Ousmane Sembène's 'Black Girl'

Since I'm one of the people that have little to no desire to see The Help and tried (to no avail) to finish Kathryn Stockett's book, I decided to re-visit a 1966 French classic from the New Wave era called La noire de... (Black Girl), written and directed by Senegalese filmmaker and auteur Ousmane Sembène (christened the Father of African film). 

La noire de... explores the tragic story of Diouana, a young woman from Dakar, who moves to Antibes, France, to work for a wealthy French couple she nannied for during their time in Dakar. 

Excited, Diouana looks forward to taking in the sites of the Riviera and living a cosmopolitan life as she cares for her young charges. But, when she arrives to Antibes, she finds that her mercurial mistress has other plans for her. Diouana is treated harshly, much to the indifference of the man of the house. She's given directives like a servant, not allowed to leave the confines of the apartment or wear any of the nicer clothes she brought with her. She's also not paid in a timely fashion. Aware of her exploitation in Antibes, a defiant Diouana becomes withdrawn and increasingly overcome with homesickness and despair. 

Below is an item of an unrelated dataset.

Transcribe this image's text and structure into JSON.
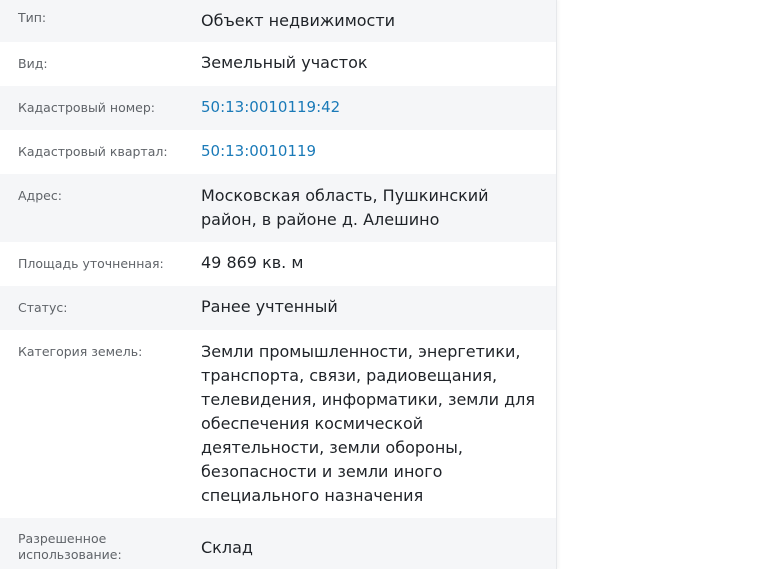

Black Girl examines the effects of postcolonialism and racism in Europe and Africa. In a scene, Diouana is asked to cook a traditional Senegalese dish for her employers and their affluent white friends for a dinner party. She notes that she never had to cook for them when she worked as their nanny in Dakar. During the dinner, they brazenly other her and discuss her exoticism. One of the men eagerly jumps out of his seat and demands a kiss because he's "never kissed a Black girl before." 

This film is subtle, and the black-and-white cinematography is austere. But, La noire de... is hauntingly tragic, thoughtful, and relevant as it unpacks the devastating toll anti-Blackness, postcolonialism, and misogynoir have on a young Black woman mentally, emotionally, and physically.